For the entries below, report every line that includes the word "this".

### Records from a dataset
***

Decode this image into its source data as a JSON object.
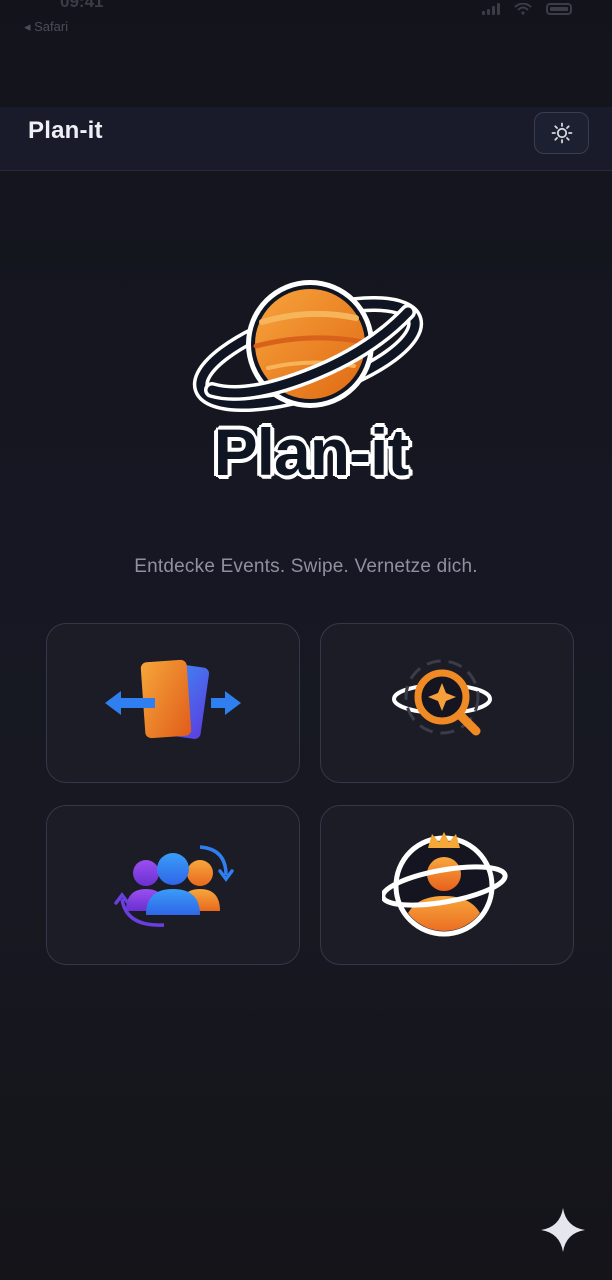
{
  "status_bar": {
    "time": "09:41",
    "back_label": "◂ Safari"
  },
  "app_bar": {
    "title": "Plan-it",
    "theme_icon": "sun-icon"
  },
  "logo": {
    "text": "Plan-it",
    "icon": "planet-icon",
    "colors": {
      "planet": "#f08a24",
      "ring": "#0f1522",
      "outline": "#ffffff"
    }
  },
  "tagline": "Entdecke Events. Swipe. Vernetze dich.",
  "tiles": [
    {
      "icon": "swipe-cards-icon"
    },
    {
      "icon": "discover-search-icon"
    },
    {
      "icon": "community-icon"
    },
    {
      "icon": "profile-crown-icon"
    }
  ],
  "fab_icon": "sparkle-icon",
  "colors": {
    "background": "#14151d",
    "app_bar": "#191b2a",
    "tile_bg": "#1b1c26",
    "tile_border": "#34374a",
    "accent_orange": "#f08a24",
    "accent_blue": "#2f7ff0",
    "accent_purple": "#7b3fe0"
  }
}
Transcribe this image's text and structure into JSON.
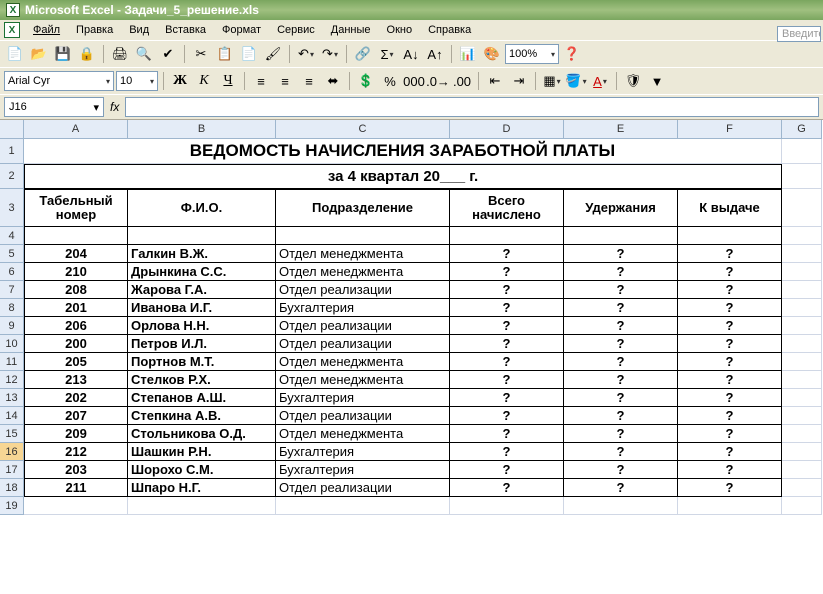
{
  "app": {
    "title": "Microsoft Excel - Задачи_5_решение.xls"
  },
  "search": {
    "placeholder": "Введите"
  },
  "menu": {
    "file": "Файл",
    "edit": "Правка",
    "view": "Вид",
    "insert": "Вставка",
    "format": "Формат",
    "service": "Сервис",
    "data": "Данные",
    "window": "Окно",
    "help": "Справка"
  },
  "toolbar": {
    "zoom": "100%"
  },
  "font": {
    "name": "Arial Cyr",
    "size": "10"
  },
  "namebox": {
    "value": "J16"
  },
  "columns": [
    "A",
    "B",
    "C",
    "D",
    "E",
    "F",
    "G"
  ],
  "rows": [
    "1",
    "2",
    "3",
    "4",
    "5",
    "6",
    "7",
    "8",
    "9",
    "10",
    "11",
    "12",
    "13",
    "14",
    "15",
    "16",
    "17",
    "18",
    "19"
  ],
  "sheet": {
    "title": "ВЕДОМОСТЬ НАЧИСЛЕНИЯ ЗАРАБОТНОЙ ПЛАТЫ",
    "subtitle": "за 4 квартал 20___ г.",
    "headers": {
      "a": "Табельный номер",
      "b": "Ф.И.О.",
      "c": "Подразделение",
      "d": "Всего начислено",
      "e": "Удержания",
      "f": "К выдаче"
    },
    "rows": [
      {
        "n": "204",
        "fio": "Галкин В.Ж.",
        "dep": "Отдел менеджмента",
        "d": "?",
        "e": "?",
        "f": "?"
      },
      {
        "n": "210",
        "fio": "Дрынкина С.С.",
        "dep": "Отдел менеджмента",
        "d": "?",
        "e": "?",
        "f": "?"
      },
      {
        "n": "208",
        "fio": "Жарова Г.А.",
        "dep": "Отдел реализации",
        "d": "?",
        "e": "?",
        "f": "?"
      },
      {
        "n": "201",
        "fio": "Иванова И.Г.",
        "dep": "Бухгалтерия",
        "d": "?",
        "e": "?",
        "f": "?"
      },
      {
        "n": "206",
        "fio": "Орлова Н.Н.",
        "dep": "Отдел реализации",
        "d": "?",
        "e": "?",
        "f": "?"
      },
      {
        "n": "200",
        "fio": "Петров И.Л.",
        "dep": "Отдел реализации",
        "d": "?",
        "e": "?",
        "f": "?"
      },
      {
        "n": "205",
        "fio": "Портнов М.Т.",
        "dep": "Отдел менеджмента",
        "d": "?",
        "e": "?",
        "f": "?"
      },
      {
        "n": "213",
        "fio": "Стелков Р.Х.",
        "dep": "Отдел менеджмента",
        "d": "?",
        "e": "?",
        "f": "?"
      },
      {
        "n": "202",
        "fio": "Степанов А.Ш.",
        "dep": "Бухгалтерия",
        "d": "?",
        "e": "?",
        "f": "?"
      },
      {
        "n": "207",
        "fio": "Степкина А.В.",
        "dep": "Отдел реализации",
        "d": "?",
        "e": "?",
        "f": "?"
      },
      {
        "n": "209",
        "fio": "Стольникова О.Д.",
        "dep": "Отдел менеджмента",
        "d": "?",
        "e": "?",
        "f": "?"
      },
      {
        "n": "212",
        "fio": "Шашкин Р.Н.",
        "dep": "Бухгалтерия",
        "d": "?",
        "e": "?",
        "f": "?"
      },
      {
        "n": "203",
        "fio": "Шорохо С.М.",
        "dep": "Бухгалтерия",
        "d": "?",
        "e": "?",
        "f": "?"
      },
      {
        "n": "211",
        "fio": "Шпаро Н.Г.",
        "dep": "Отдел реализации",
        "d": "?",
        "e": "?",
        "f": "?"
      }
    ]
  }
}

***

### SOLVED EXERCISE
Decode this image into its source data as a JSON object.
Transcribe this image's text and structure into JSON.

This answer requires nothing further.